An article in The Jakarta Post recounted the events that happened on September 28, when a tsunami and an earthquake struck the island of Sulawesi in Indonesia. “On Wednesday, the Palu Meteorological Agency in Central Sulawesi said the region had been rocked by 30 earthquakes daily over the last four months,” (Heriyanto, 2018). When asked why the Indonesian community stayed, John Liles said that many factors come into play, such as finances and transportation that many people do not have. The stereotypes placed upon the Indonesian community are detrimental, and inhibit other countries from trying to understand their culture and backgrounds.

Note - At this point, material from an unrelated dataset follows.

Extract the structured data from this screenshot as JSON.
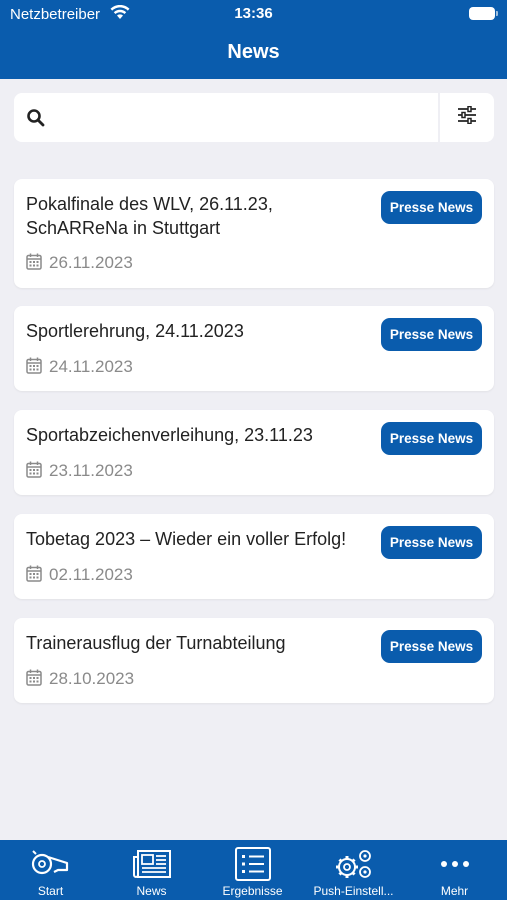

In conclusion, there are many factors that come into play when discussing intercultural communication. The country of Indonesia is often seen in a negative light, as negative stereotypes hinder other cultures from trying to understand them. United States media paints Islam in a negative light, causing Americans to be afraid of them, instead of showing the positives of the religion and how small the percentage is of radical Islamists. Intercultural communication can be enhanced by multiple factors including stereotyping vs. ethnocentrism, mass-media representation, personal connections through communication, and value dimensions and their meanings.
If one were to consider and respect the differences between cultures and try to see things from their perspective, the world would be a much happier place, and miscommunication would not be such a prevalent issue in society. Communication can always be improved, it is our job to be self-aware and constantly push ourselves to be more progressive and understanding of other’s beliefs and religions. Although one may not agree with another’s culture, it is not one’s place to judge or decide what is right and wrong, all we can do is a try to understand where they’re coming from.